WHAT YOU NEED TO DO: Please repeat the listing below in its entirety, exactly.
[Start of Attachment]
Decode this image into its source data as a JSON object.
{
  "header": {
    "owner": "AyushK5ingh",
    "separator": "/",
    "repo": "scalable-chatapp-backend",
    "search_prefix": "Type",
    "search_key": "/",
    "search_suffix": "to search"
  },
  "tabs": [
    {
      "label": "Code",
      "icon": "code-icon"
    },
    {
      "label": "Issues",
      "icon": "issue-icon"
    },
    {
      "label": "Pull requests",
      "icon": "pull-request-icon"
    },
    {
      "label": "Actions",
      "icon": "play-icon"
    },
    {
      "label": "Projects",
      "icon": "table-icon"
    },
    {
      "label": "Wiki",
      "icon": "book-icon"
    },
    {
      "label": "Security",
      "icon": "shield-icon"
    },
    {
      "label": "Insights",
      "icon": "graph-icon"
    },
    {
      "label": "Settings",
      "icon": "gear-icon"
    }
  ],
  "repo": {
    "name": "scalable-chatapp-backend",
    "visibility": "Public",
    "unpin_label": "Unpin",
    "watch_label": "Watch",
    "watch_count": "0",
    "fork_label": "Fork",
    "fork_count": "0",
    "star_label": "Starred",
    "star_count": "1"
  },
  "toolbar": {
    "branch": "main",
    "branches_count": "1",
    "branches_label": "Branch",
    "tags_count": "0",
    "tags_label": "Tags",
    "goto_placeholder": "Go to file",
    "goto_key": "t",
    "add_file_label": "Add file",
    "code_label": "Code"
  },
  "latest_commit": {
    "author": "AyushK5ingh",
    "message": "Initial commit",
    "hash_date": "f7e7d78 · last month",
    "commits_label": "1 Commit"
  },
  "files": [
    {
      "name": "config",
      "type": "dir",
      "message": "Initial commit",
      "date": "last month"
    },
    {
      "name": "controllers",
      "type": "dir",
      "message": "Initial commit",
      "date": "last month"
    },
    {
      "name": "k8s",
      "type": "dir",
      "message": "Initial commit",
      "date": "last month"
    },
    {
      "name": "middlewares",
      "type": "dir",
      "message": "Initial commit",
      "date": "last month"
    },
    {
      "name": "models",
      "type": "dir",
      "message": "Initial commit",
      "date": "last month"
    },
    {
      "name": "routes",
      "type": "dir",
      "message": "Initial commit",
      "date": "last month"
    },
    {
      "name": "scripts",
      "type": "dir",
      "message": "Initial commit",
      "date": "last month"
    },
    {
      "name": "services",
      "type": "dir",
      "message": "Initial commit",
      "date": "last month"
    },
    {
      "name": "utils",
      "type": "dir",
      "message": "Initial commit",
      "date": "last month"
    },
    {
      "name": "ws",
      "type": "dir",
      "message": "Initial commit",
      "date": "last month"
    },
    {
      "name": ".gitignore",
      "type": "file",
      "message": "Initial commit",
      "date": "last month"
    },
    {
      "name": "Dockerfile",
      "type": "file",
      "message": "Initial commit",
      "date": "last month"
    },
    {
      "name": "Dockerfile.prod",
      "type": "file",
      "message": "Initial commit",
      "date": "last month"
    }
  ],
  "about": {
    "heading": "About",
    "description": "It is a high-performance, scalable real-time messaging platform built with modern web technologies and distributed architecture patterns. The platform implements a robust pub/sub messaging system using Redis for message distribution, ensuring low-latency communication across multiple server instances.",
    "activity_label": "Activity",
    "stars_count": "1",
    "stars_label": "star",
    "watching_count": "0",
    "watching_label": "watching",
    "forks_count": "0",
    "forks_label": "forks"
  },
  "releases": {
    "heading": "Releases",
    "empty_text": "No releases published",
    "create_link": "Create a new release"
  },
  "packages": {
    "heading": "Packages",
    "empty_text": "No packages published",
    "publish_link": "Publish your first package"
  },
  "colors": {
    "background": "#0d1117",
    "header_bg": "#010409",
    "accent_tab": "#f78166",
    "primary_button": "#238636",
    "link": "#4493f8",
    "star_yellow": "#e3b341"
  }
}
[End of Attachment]
RESULT BELOW:
Decode this image into its source data as a JSON object.
{
  "header": {
    "owner": "AyushK5ingh",
    "separator": "/",
    "repo": "scalable-chatapp-backend",
    "search_prefix": "Type",
    "search_key": "/",
    "search_suffix": "to search"
  },
  "tabs": [
    {
      "label": "Code",
      "icon": "code-icon"
    },
    {
      "label": "Issues",
      "icon": "issue-icon"
    },
    {
      "label": "Pull requests",
      "icon": "pull-request-icon"
    },
    {
      "label": "Actions",
      "icon": "play-icon"
    },
    {
      "label": "Projects",
      "icon": "table-icon"
    },
    {
      "label": "Wiki",
      "icon": "book-icon"
    },
    {
      "label": "Security",
      "icon": "shield-icon"
    },
    {
      "label": "Insights",
      "icon": "graph-icon"
    },
    {
      "label": "Settings",
      "icon": "gear-icon"
    }
  ],
  "repo": {
    "name": "scalable-chatapp-backend",
    "visibility": "Public",
    "unpin_label": "Unpin",
    "watch_label": "Watch",
    "watch_count": "0",
    "fork_label": "Fork",
    "fork_count": "0",
    "star_label": "Starred",
    "star_count": "1"
  },
  "toolbar": {
    "branch": "main",
    "branches_count": "1",
    "branches_label": "Branch",
    "tags_count": "0",
    "tags_label": "Tags",
    "goto_placeholder": "Go to file",
    "goto_key": "t",
    "add_file_label": "Add file",
    "code_label": "Code"
  },
  "latest_commit": {
    "author": "AyushK5ingh",
    "message": "Initial commit",
    "hash_date": "f7e7d78 · last month",
    "commits_label": "1 Commit"
  },
  "files": [
    {
      "name": "config",
      "type": "dir",
      "message": "Initial commit",
      "date": "last month"
    },
    {
      "name": "controllers",
      "type": "dir",
      "message": "Initial commit",
      "date": "last month"
    },
    {
      "name": "k8s",
      "type": "dir",
      "message": "Initial commit",
      "date": "last month"
    },
    {
      "name": "middlewares",
      "type": "dir",
      "message": "Initial commit",
      "date": "last month"
    },
    {
      "name": "models",
      "type": "dir",
      "message": "Initial commit",
      "date": "last month"
    },
    {
      "name": "routes",
      "type": "dir",
      "message": "Initial commit",
      "date": "last month"
    },
    {
      "name": "scripts",
      "type": "dir",
      "message": "Initial commit",
      "date": "last month"
    },
    {
      "name": "services",
      "type": "dir",
      "message": "Initial commit",
      "date": "last month"
    },
    {
      "name": "utils",
      "type": "dir",
      "message": "Initial commit",
      "date": "last month"
    },
    {
      "name": "ws",
      "type": "dir",
      "message": "Initial commit",
      "date": "last month"
    },
    {
      "name": ".gitignore",
      "type": "file",
      "message": "Initial commit",
      "date": "last month"
    },
    {
      "name": "Dockerfile",
      "type": "file",
      "message": "Initial commit",
      "date": "last month"
    },
    {
      "name": "Dockerfile.prod",
      "type": "file",
      "message": "Initial commit",
      "date": "last month"
    }
  ],
  "about": {
    "heading": "About",
    "description": "It is a high-performance, scalable real-time messaging platform built with modern web technologies and distributed architecture patterns. The platform implements a robust pub/sub messaging system using Redis for message distribution, ensuring low-latency communication across multiple server instances.",
    "activity_label": "Activity",
    "stars_count": "1",
    "stars_label": "star",
    "watching_count": "0",
    "watching_label": "watching",
    "forks_count": "0",
    "forks_label": "forks"
  },
  "releases": {
    "heading": "Releases",
    "empty_text": "No releases published",
    "create_link": "Create a new release"
  },
  "packages": {
    "heading": "Packages",
    "empty_text": "No packages published",
    "publish_link": "Publish your first package"
  },
  "colors": {
    "background": "#0d1117",
    "header_bg": "#010409",
    "accent_tab": "#f78166",
    "primary_button": "#238636",
    "link": "#4493f8",
    "star_yellow": "#e3b341"
  }
}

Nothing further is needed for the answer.